◆ What the task requires:
From the material beneath, pull every line with the word "document".

◆ Data for this task:
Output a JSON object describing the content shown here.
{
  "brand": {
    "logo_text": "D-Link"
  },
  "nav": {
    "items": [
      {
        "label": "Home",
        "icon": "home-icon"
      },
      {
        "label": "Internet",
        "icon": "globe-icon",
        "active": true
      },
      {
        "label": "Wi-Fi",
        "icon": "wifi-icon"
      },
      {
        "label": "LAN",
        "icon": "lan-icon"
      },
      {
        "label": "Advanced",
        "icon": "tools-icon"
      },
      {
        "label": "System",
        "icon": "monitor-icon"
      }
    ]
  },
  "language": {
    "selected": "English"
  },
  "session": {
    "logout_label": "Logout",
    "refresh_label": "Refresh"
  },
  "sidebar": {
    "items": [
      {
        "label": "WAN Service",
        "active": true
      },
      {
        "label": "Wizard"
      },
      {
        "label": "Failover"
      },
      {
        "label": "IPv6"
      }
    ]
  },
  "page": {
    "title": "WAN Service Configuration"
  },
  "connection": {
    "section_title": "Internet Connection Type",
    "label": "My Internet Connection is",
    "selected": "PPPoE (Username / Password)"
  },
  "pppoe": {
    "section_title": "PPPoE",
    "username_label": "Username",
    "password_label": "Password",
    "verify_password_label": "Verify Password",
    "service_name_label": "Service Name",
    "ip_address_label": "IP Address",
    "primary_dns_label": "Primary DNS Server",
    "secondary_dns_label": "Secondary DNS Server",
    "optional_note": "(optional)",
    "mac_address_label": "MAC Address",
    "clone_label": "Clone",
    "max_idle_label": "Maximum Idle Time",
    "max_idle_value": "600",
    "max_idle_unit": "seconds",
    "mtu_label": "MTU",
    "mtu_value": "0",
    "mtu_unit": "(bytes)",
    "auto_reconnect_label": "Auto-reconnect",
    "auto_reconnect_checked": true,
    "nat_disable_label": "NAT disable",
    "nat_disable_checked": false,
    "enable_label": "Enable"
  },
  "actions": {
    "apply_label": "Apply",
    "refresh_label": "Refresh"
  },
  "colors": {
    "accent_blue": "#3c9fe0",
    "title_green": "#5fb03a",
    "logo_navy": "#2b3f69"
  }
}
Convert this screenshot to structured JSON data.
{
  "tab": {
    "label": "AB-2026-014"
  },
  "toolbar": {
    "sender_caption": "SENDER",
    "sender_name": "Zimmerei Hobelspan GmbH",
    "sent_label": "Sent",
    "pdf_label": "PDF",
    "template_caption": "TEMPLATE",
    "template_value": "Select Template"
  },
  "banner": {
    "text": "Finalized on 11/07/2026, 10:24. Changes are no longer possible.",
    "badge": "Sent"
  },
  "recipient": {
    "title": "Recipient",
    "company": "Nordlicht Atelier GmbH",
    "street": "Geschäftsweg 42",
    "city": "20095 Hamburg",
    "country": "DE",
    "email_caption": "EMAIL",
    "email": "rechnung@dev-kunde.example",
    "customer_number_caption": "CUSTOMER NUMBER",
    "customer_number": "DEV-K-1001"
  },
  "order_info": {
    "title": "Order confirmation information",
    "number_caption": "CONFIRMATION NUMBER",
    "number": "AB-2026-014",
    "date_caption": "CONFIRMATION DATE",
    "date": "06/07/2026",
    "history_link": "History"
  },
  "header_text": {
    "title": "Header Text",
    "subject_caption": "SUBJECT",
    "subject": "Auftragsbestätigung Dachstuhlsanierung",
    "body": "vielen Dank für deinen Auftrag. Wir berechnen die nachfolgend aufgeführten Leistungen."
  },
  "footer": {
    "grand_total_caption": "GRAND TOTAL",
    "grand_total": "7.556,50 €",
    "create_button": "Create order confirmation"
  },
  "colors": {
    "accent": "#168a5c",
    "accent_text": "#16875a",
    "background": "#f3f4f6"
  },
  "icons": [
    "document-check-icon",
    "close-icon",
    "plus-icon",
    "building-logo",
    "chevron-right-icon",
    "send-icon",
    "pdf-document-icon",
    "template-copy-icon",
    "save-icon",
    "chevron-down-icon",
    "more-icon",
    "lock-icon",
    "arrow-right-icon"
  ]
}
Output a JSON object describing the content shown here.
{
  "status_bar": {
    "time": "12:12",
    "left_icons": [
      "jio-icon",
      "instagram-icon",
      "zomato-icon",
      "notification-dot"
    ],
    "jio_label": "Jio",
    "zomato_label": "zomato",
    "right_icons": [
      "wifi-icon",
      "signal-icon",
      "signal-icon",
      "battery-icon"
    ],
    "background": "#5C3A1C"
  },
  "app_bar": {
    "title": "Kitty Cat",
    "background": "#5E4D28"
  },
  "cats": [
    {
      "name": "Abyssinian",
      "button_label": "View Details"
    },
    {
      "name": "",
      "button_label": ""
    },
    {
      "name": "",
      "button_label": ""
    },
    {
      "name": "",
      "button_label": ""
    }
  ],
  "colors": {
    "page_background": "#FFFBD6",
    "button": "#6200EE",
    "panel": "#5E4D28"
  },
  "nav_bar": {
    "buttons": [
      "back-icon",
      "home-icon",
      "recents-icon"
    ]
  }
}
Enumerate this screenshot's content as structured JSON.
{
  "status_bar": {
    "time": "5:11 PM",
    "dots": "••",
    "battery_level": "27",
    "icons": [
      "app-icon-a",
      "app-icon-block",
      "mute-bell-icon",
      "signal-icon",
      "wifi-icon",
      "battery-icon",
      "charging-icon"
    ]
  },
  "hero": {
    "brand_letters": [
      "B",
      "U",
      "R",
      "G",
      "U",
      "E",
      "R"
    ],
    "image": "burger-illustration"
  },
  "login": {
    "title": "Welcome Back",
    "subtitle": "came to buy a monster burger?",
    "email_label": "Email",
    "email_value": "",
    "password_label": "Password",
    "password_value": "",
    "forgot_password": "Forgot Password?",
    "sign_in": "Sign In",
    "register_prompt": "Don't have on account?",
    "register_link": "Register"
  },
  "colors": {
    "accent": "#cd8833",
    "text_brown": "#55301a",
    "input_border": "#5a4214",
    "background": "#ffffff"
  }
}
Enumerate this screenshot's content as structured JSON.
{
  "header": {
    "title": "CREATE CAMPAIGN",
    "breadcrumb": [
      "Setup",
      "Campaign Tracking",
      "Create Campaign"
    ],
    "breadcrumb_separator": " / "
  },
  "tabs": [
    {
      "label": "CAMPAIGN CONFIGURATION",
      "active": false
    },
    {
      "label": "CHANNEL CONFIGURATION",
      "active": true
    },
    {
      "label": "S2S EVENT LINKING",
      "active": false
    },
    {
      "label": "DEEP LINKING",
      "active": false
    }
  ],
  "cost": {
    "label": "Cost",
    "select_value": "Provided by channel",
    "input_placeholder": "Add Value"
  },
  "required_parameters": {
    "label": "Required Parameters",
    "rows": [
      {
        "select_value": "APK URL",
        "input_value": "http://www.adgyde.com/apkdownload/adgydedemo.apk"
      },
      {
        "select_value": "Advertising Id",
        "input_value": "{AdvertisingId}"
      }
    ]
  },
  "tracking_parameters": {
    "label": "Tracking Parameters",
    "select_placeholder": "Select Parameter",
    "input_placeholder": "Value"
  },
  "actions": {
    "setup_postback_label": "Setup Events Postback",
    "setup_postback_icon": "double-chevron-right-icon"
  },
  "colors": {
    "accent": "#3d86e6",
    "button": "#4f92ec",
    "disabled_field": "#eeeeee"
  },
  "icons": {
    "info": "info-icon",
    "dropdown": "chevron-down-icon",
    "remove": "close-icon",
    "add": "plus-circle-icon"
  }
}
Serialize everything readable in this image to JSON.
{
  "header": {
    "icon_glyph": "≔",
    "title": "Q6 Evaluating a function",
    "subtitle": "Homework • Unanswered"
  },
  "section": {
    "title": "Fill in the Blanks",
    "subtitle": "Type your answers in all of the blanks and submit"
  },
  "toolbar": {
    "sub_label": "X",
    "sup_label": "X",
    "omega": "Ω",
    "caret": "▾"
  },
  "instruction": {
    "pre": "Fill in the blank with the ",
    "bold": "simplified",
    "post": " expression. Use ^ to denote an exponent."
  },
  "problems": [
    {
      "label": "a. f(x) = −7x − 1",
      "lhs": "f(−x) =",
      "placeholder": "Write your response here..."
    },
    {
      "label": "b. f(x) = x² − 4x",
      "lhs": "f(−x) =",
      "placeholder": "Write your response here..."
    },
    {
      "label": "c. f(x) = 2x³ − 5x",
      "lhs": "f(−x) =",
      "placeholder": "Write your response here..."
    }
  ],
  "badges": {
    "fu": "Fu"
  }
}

◆ Response box:
    "document-check-icon",
    "pdf-document-icon",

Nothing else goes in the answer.